Print each entry precisely; exclude the pictures.

--- START ---

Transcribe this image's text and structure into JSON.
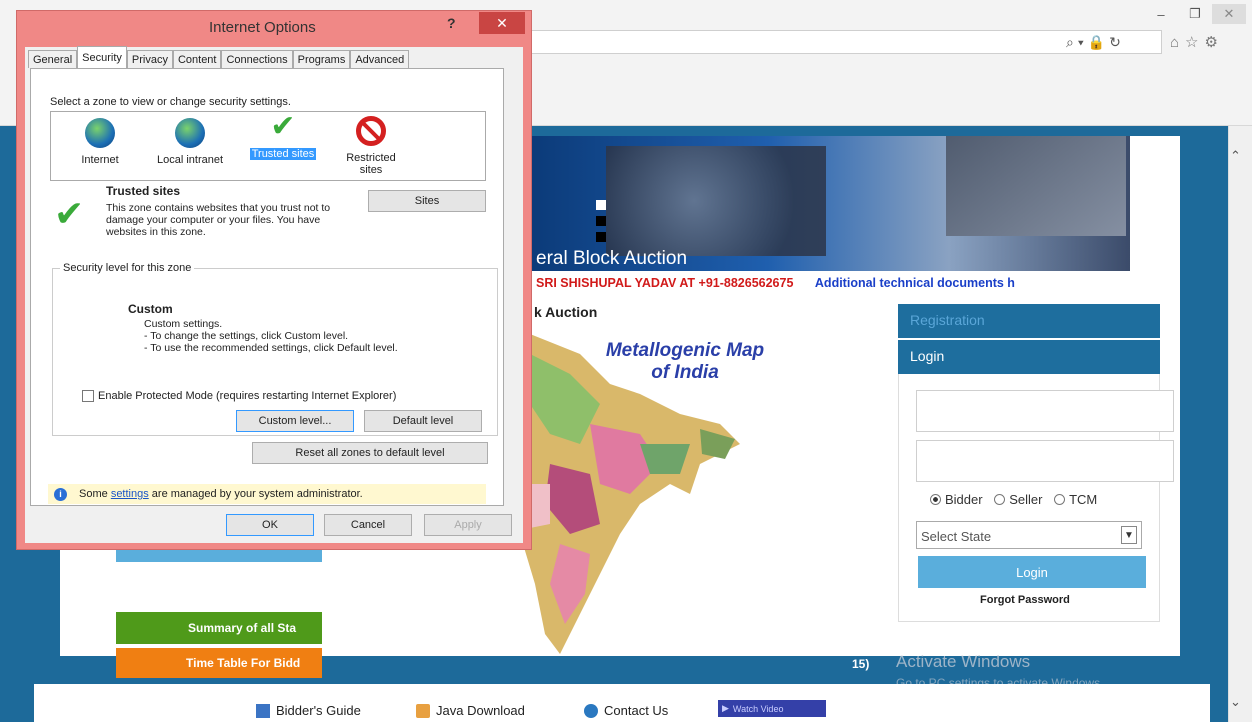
{
  "dialog": {
    "title": "Internet Options",
    "help": "?",
    "close": "✕",
    "tabs": [
      "General",
      "Security",
      "Privacy",
      "Content",
      "Connections",
      "Programs",
      "Advanced"
    ],
    "zone_prompt": "Select a zone to view or change security settings.",
    "zones": [
      {
        "label": "Internet"
      },
      {
        "label": "Local intranet"
      },
      {
        "label": "Trusted sites"
      },
      {
        "label": "Restricted sites"
      }
    ],
    "trusted": {
      "title": "Trusted sites",
      "desc": "This zone contains websites that you trust not to damage your computer or your files. You have websites in this zone.",
      "sites_button": "Sites"
    },
    "security": {
      "legend": "Security level for this zone",
      "title": "Custom",
      "line1": "Custom settings.",
      "line2": "- To change the settings, click Custom level.",
      "line3": "- To use the recommended settings, click Default level.",
      "protected_mode": "Enable Protected Mode (requires restarting Internet Explorer)",
      "custom_level": "Custom level...",
      "default_level": "Default level",
      "reset_all": "Reset all zones to default level"
    },
    "info": {
      "prefix": "Some",
      "link": "settings",
      "suffix": "are managed by your system administrator."
    },
    "ok": "OK",
    "cancel": "Cancel",
    "apply": "Apply"
  },
  "page": {
    "banner_title": "eral Block Auction",
    "marquee_red": "SRI SHISHUPAL YADAV AT +91-8826562675",
    "marquee_blue": "Additional technical documents h",
    "auction_heading": "k Auction",
    "map_title_line1": "Metallogenic Map",
    "map_title_line2": "of India",
    "left_green": "Summary of all Sta",
    "left_orange": "Time Table For Bidd",
    "mid_text": "15)"
  },
  "login": {
    "registration": "Registration",
    "login_header": "Login",
    "radio_options": [
      "Bidder",
      "Seller",
      "TCM"
    ],
    "selected_role": "Bidder",
    "state_placeholder": "Select State",
    "login_button": "Login",
    "forgot": "Forgot Password"
  },
  "footer": {
    "bidders_guide": "Bidder's Guide",
    "java": "Java Download",
    "contact": "Contact Us",
    "watch": "Watch Video"
  },
  "watermark": {
    "title": "Activate Windows",
    "sub": "Go to PC settings to activate Windows."
  },
  "colors": {
    "page_blue": "#1d6a9a",
    "dialog_frame": "#f08886",
    "close_red": "#c94543",
    "green": "#4f9a1a",
    "orange": "#f07f12",
    "light_blue": "#5aaedc"
  }
}
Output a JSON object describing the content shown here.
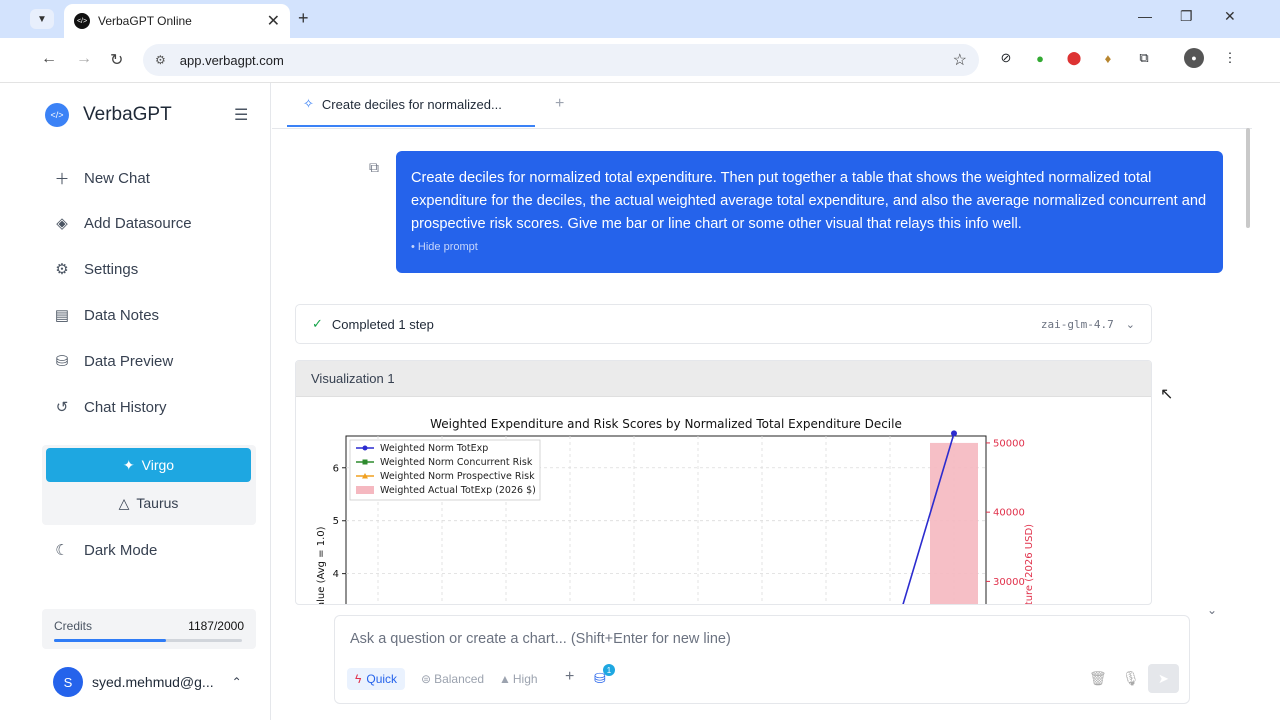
{
  "browser": {
    "tab_title": "VerbaGPT Online",
    "url": "app.verbagpt.com"
  },
  "sidebar": {
    "brand": "VerbaGPT",
    "nav": [
      {
        "label": "New Chat",
        "icon": "plus-icon"
      },
      {
        "label": "Add Datasource",
        "icon": "layers-icon"
      },
      {
        "label": "Settings",
        "icon": "gear-icon"
      },
      {
        "label": "Data Notes",
        "icon": "document-icon"
      },
      {
        "label": "Data Preview",
        "icon": "database-icon"
      },
      {
        "label": "Chat History",
        "icon": "history-icon"
      }
    ],
    "models": {
      "active": "Virgo",
      "other": "Taurus"
    },
    "dark_mode": "Dark Mode",
    "credits": {
      "label": "Credits",
      "value": "1187/2000",
      "used_fraction": 0.5935
    },
    "user": {
      "initial": "S",
      "email": "syed.mehmud@g..."
    }
  },
  "main": {
    "tab_label": "Create deciles for normalized...",
    "prompt": "Create deciles for normalized total expenditure. Then put together a table that shows the weighted normalized total expenditure for the deciles, the actual weighted average total expenditure, and also the average normalized concurrent and prospective risk scores. Give me bar or line chart or some other visual that relays this info well.",
    "hide_prompt": "Hide prompt",
    "step": {
      "label": "Completed 1 step",
      "model": "zai-glm-4.7"
    },
    "viz_title": "Visualization 1"
  },
  "chart_data": {
    "type": "bar",
    "title": "Weighted Expenditure and Risk Scores by Normalized Total Expenditure Decile",
    "ylabel_left": "alue (Avg = 1.0)",
    "ylabel_right": "iture (2026 USD)",
    "left_ticks": [
      "4",
      "5",
      "6"
    ],
    "right_ticks": [
      "30000",
      "40000",
      "50000"
    ],
    "ylim_left": [
      3.2,
      6.6
    ],
    "ylim_right": [
      25000,
      51000
    ],
    "legend": [
      "Weighted Norm TotExp",
      "Weighted Norm Concurrent Risk",
      "Weighted Norm Prospective Risk",
      "Weighted Actual TotExp (2026 $)"
    ],
    "legend_position": "top-left",
    "grid": true,
    "bars": [
      {
        "name": "Weighted Actual TotExp (2026 $)",
        "decile": 10,
        "value": 50000
      }
    ],
    "line": {
      "name": "Weighted Norm TotExp",
      "points": [
        {
          "decile": 9.1,
          "value": 3.0
        },
        {
          "decile": 10,
          "value": 6.65
        }
      ]
    },
    "colors": {
      "line": "#2c2ccf",
      "bar": "#f5b8c0",
      "right_axis": "#e0314b"
    }
  },
  "composer": {
    "placeholder": "Ask a question or create a chart... (Shift+Enter for new line)",
    "modes": [
      "Quick",
      "Balanced",
      "High"
    ],
    "datasource_count": "1"
  }
}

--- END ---

◆ WRITTEN RESPONSE ◆
Transcribe this image's text and structure into JSON.
{
  "dialog": {
    "title": "Internet Options",
    "help": "?",
    "close": "✕",
    "tabs": [
      "General",
      "Security",
      "Privacy",
      "Content",
      "Connections",
      "Programs",
      "Advanced"
    ],
    "zone_prompt": "Select a zone to view or change security settings.",
    "zones": [
      {
        "label": "Internet"
      },
      {
        "label": "Local intranet"
      },
      {
        "label": "Trusted sites"
      },
      {
        "label": "Restricted sites"
      }
    ],
    "trusted": {
      "title": "Trusted sites",
      "desc": "This zone contains websites that you trust not to damage your computer or your files. You have websites in this zone.",
      "sites_button": "Sites"
    },
    "security": {
      "legend": "Security level for this zone",
      "title": "Custom",
      "line1": "Custom settings.",
      "line2": "- To change the settings, click Custom level.",
      "line3": "- To use the recommended settings, click Default level.",
      "protected_mode": "Enable Protected Mode (requires restarting Internet Explorer)",
      "custom_level": "Custom level...",
      "default_level": "Default level",
      "reset_all": "Reset all zones to default level"
    },
    "info": {
      "prefix": "Some",
      "link": "settings",
      "suffix": "are managed by your system administrator."
    },
    "ok": "OK",
    "cancel": "Cancel",
    "apply": "Apply"
  },
  "page": {
    "banner_title": "eral Block Auction",
    "marquee_red": "SRI SHISHUPAL YADAV AT +91-8826562675",
    "marquee_blue": "Additional technical documents h",
    "auction_heading": "k Auction",
    "map_title_line1": "Metallogenic Map",
    "map_title_line2": "of India",
    "left_green": "Summary of all Sta",
    "left_orange": "Time Table For Bidd",
    "mid_text": "15)"
  },
  "login": {
    "registration": "Registration",
    "login_header": "Login",
    "radio_options": [
      "Bidder",
      "Seller",
      "TCM"
    ],
    "selected_role": "Bidder",
    "state_placeholder": "Select State",
    "login_button": "Login",
    "forgot": "Forgot Password"
  },
  "footer": {
    "bidders_guide": "Bidder's Guide",
    "java": "Java Download",
    "contact": "Contact Us",
    "watch": "Watch Video"
  },
  "watermark": {
    "title": "Activate Windows",
    "sub": "Go to PC settings to activate Windows."
  },
  "colors": {
    "page_blue": "#1d6a9a",
    "dialog_frame": "#f08886",
    "close_red": "#c94543",
    "green": "#4f9a1a",
    "orange": "#f07f12",
    "light_blue": "#5aaedc"
  }
}
Output a JSON object describing the content shown here.
{
  "browser": {
    "tab_title": "VerbaGPT Online",
    "url": "app.verbagpt.com"
  },
  "sidebar": {
    "brand": "VerbaGPT",
    "nav": [
      {
        "label": "New Chat",
        "icon": "plus-icon"
      },
      {
        "label": "Add Datasource",
        "icon": "layers-icon"
      },
      {
        "label": "Settings",
        "icon": "gear-icon"
      },
      {
        "label": "Data Notes",
        "icon": "document-icon"
      },
      {
        "label": "Data Preview",
        "icon": "database-icon"
      },
      {
        "label": "Chat History",
        "icon": "history-icon"
      }
    ],
    "models": {
      "active": "Virgo",
      "other": "Taurus"
    },
    "dark_mode": "Dark Mode",
    "credits": {
      "label": "Credits",
      "value": "1187/2000",
      "used_fraction": 0.5935
    },
    "user": {
      "initial": "S",
      "email": "syed.mehmud@g..."
    }
  },
  "main": {
    "tab_label": "Create deciles for normalized...",
    "prompt": "Create deciles for normalized total expenditure. Then put together a table that shows the weighted normalized total expenditure for the deciles, the actual weighted average total expenditure, and also the average normalized concurrent and prospective risk scores. Give me bar or line chart or some other visual that relays this info well.",
    "hide_prompt": "Hide prompt",
    "step": {
      "label": "Completed 1 step",
      "model": "zai-glm-4.7"
    },
    "viz_title": "Visualization 1"
  },
  "chart_data": {
    "type": "bar",
    "title": "Weighted Expenditure and Risk Scores by Normalized Total Expenditure Decile",
    "ylabel_left": "alue (Avg = 1.0)",
    "ylabel_right": "iture (2026 USD)",
    "left_ticks": [
      "4",
      "5",
      "6"
    ],
    "right_ticks": [
      "30000",
      "40000",
      "50000"
    ],
    "ylim_left": [
      3.2,
      6.6
    ],
    "ylim_right": [
      25000,
      51000
    ],
    "legend": [
      "Weighted Norm TotExp",
      "Weighted Norm Concurrent Risk",
      "Weighted Norm Prospective Risk",
      "Weighted Actual TotExp (2026 $)"
    ],
    "legend_position": "top-left",
    "grid": true,
    "bars": [
      {
        "name": "Weighted Actual TotExp (2026 $)",
        "decile": 10,
        "value": 50000
      }
    ],
    "line": {
      "name": "Weighted Norm TotExp",
      "points": [
        {
          "decile": 9.1,
          "value": 3.0
        },
        {
          "decile": 10,
          "value": 6.65
        }
      ]
    },
    "colors": {
      "line": "#2c2ccf",
      "bar": "#f5b8c0",
      "right_axis": "#e0314b"
    }
  },
  "composer": {
    "placeholder": "Ask a question or create a chart... (Shift+Enter for new line)",
    "modes": [
      "Quick",
      "Balanced",
      "High"
    ],
    "datasource_count": "1"
  }
}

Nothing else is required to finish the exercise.